#### EXERCISE OBJECTIVE:
Read through the data and report every line in which the word "keys" occurs.

#### THE DATA:
= Beginning of Section =

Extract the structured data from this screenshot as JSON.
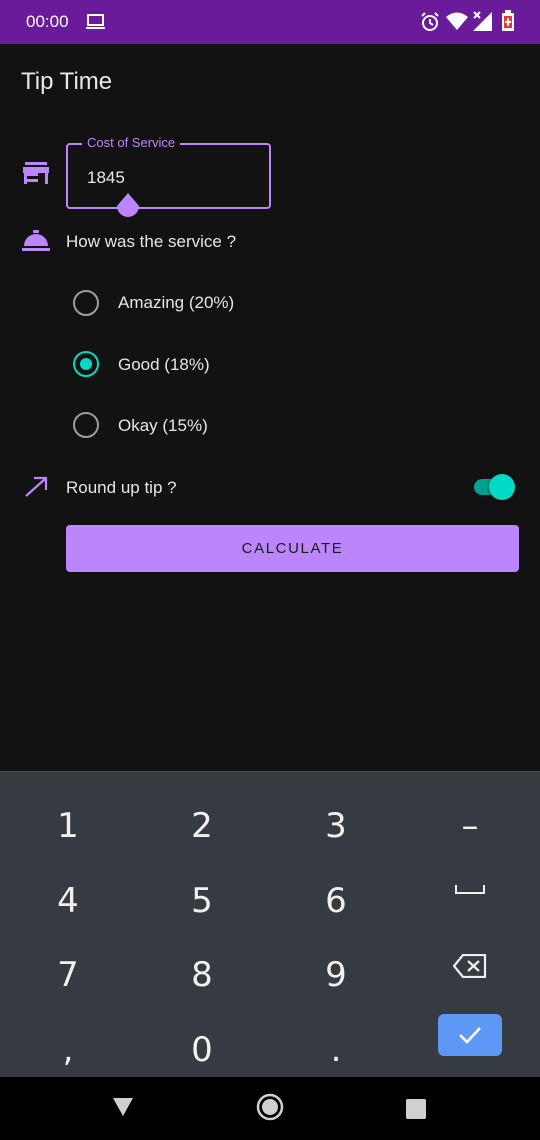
{
  "status_bar": {
    "time": "00:00",
    "icons": [
      "screen-cast-icon",
      "alarm-icon",
      "wifi-icon",
      "signal-icon",
      "battery-icon"
    ],
    "color": "#6a1b9a"
  },
  "app": {
    "title": "Tip Time",
    "accent": "#bb86fc",
    "secondary": "#03dac5",
    "background": "#121212"
  },
  "cost_field": {
    "label": "Cost of Service",
    "value": "1845",
    "icon": "store-icon"
  },
  "service": {
    "question": "How was the service ?",
    "icon": "room-service-icon",
    "options": [
      {
        "label": "Amazing (20%)",
        "checked": false
      },
      {
        "label": "Good (18%)",
        "checked": true
      },
      {
        "label": "Okay (15%)",
        "checked": false
      }
    ]
  },
  "round_up": {
    "label": "Round up tip ?",
    "icon": "trending-up-icon",
    "on": true
  },
  "calculate": {
    "label": "CALCULATE"
  },
  "keyboard": {
    "keys": [
      "1",
      "2",
      "3",
      "–",
      "4",
      "5",
      "6",
      "␣",
      "7",
      "8",
      "9",
      "⌫",
      ",",
      "0",
      ".",
      "✓"
    ],
    "enter_color": "#5e97f6"
  },
  "nav_bar": {
    "icons": [
      "back-icon",
      "home-icon",
      "recents-icon"
    ]
  }
}
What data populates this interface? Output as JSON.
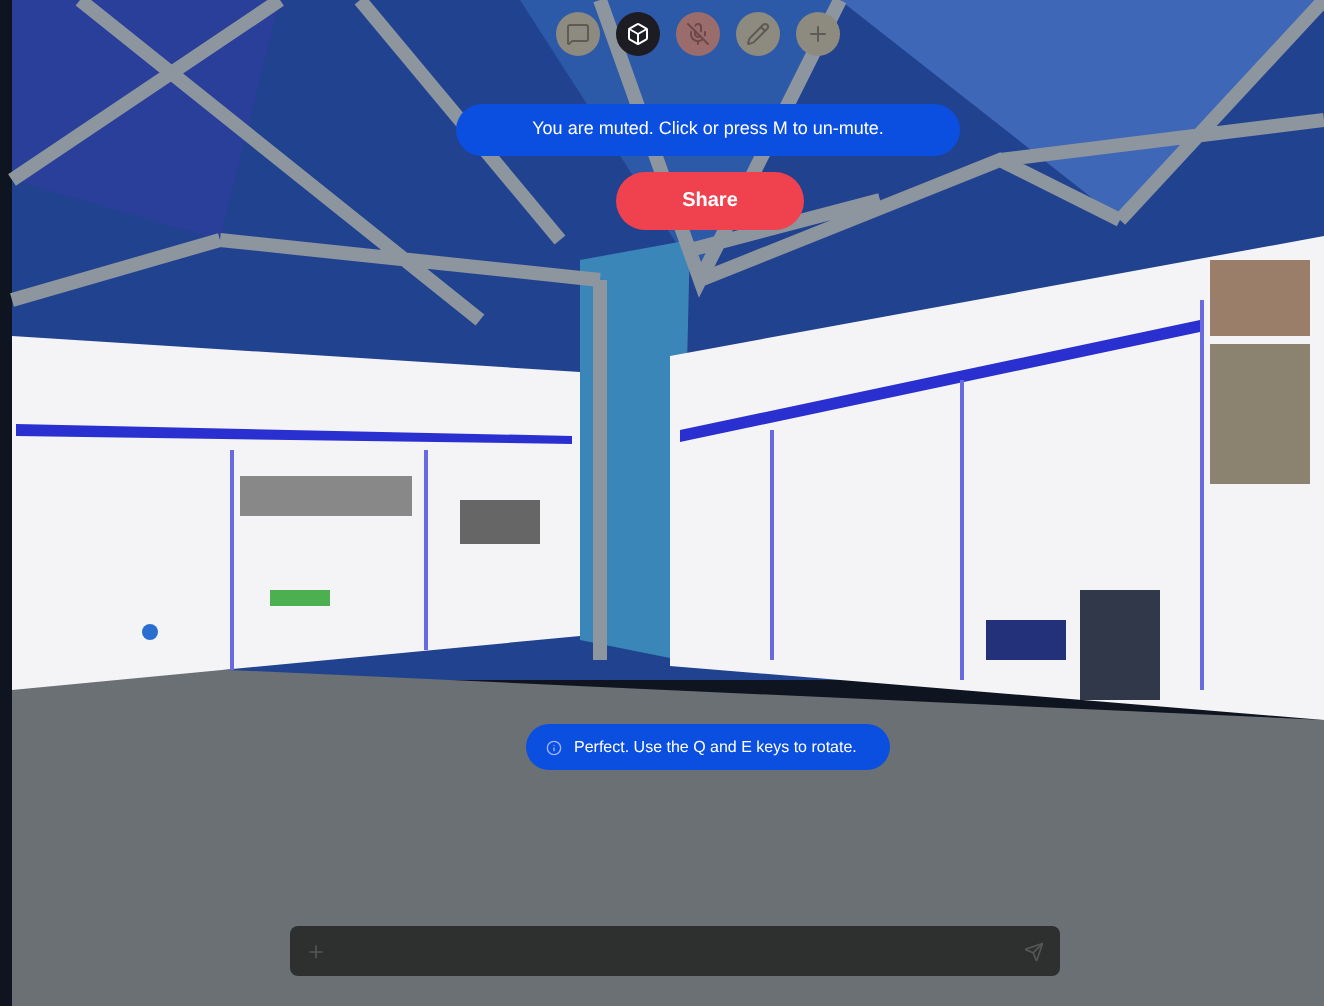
{
  "voice": {
    "muted": true
  },
  "mute_notice": "You are muted. Click or press M to un-mute.",
  "share_button": "Share",
  "rotate_hint": "Perfect. Use the Q and E keys to rotate."
}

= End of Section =

#### EXERCISE RESPONSE:
    "keys": [
  "rotate_hint": "Perfect. Use the Q and E keys to rotate."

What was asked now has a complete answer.